+++ RECORDS FOR THE TASK +++

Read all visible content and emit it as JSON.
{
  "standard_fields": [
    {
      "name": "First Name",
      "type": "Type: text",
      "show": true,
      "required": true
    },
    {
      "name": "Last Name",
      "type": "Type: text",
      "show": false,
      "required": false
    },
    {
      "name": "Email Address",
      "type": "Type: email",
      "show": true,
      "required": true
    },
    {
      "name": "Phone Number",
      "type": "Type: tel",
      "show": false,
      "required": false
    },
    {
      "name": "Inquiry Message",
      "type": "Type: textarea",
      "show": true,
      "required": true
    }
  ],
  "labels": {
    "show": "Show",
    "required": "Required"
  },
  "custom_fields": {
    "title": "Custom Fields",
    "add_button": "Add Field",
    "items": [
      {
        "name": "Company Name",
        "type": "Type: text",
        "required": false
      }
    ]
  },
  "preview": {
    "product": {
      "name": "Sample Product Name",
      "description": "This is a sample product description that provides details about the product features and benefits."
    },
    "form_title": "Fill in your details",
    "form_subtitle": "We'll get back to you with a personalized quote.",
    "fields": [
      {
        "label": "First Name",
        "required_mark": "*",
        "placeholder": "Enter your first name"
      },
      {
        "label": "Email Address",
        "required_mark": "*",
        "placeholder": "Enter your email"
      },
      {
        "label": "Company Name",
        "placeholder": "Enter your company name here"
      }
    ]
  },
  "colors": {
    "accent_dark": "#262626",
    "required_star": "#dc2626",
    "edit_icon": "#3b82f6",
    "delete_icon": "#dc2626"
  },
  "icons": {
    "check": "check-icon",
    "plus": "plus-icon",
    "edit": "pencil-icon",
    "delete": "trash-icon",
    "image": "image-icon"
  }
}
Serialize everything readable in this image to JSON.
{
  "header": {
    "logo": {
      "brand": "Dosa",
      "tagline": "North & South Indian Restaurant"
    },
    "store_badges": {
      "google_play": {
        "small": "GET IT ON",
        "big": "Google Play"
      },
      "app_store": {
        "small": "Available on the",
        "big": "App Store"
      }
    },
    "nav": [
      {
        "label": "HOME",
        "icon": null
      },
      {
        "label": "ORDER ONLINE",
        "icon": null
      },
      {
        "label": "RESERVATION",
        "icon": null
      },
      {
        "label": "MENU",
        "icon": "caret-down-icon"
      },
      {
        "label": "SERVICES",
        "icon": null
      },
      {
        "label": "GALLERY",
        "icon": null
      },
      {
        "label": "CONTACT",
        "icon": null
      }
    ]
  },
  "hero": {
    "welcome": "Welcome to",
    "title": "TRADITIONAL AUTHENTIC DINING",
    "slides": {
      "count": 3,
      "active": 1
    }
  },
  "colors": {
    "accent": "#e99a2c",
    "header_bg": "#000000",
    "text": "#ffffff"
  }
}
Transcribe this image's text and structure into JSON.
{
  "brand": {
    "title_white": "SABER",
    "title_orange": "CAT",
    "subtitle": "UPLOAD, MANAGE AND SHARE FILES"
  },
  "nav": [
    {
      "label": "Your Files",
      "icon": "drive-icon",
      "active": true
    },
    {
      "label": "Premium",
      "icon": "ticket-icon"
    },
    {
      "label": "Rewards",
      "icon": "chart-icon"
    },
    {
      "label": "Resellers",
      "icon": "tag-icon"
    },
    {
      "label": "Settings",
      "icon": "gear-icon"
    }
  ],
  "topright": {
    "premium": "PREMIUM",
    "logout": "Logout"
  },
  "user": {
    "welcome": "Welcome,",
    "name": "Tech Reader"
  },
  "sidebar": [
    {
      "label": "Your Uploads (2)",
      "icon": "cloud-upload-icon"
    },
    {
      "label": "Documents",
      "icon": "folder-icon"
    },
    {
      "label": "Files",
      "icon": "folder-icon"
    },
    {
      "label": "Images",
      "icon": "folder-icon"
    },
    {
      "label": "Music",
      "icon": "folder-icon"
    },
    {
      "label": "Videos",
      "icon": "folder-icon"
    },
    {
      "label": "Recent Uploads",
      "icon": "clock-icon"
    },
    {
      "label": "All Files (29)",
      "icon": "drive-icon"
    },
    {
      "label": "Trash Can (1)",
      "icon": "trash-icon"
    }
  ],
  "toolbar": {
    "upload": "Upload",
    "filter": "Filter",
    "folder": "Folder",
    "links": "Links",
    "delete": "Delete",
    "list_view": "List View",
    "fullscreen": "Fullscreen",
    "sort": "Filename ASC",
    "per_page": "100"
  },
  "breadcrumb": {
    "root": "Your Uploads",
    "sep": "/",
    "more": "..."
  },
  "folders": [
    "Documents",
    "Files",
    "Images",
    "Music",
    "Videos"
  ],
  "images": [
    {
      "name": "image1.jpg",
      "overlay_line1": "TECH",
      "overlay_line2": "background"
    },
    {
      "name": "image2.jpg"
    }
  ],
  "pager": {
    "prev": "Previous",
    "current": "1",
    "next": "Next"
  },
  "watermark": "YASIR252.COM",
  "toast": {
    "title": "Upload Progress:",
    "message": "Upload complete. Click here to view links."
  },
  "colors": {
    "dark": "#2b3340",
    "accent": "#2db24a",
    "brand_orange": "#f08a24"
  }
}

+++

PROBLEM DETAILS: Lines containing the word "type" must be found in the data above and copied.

YOUR SOLUTION:
      "type": "Type: text",
      "type": "Type: text",
      "type": "Type: email",
      "type": "Type: tel",
      "type": "Type: textarea",
        "type": "Type: text",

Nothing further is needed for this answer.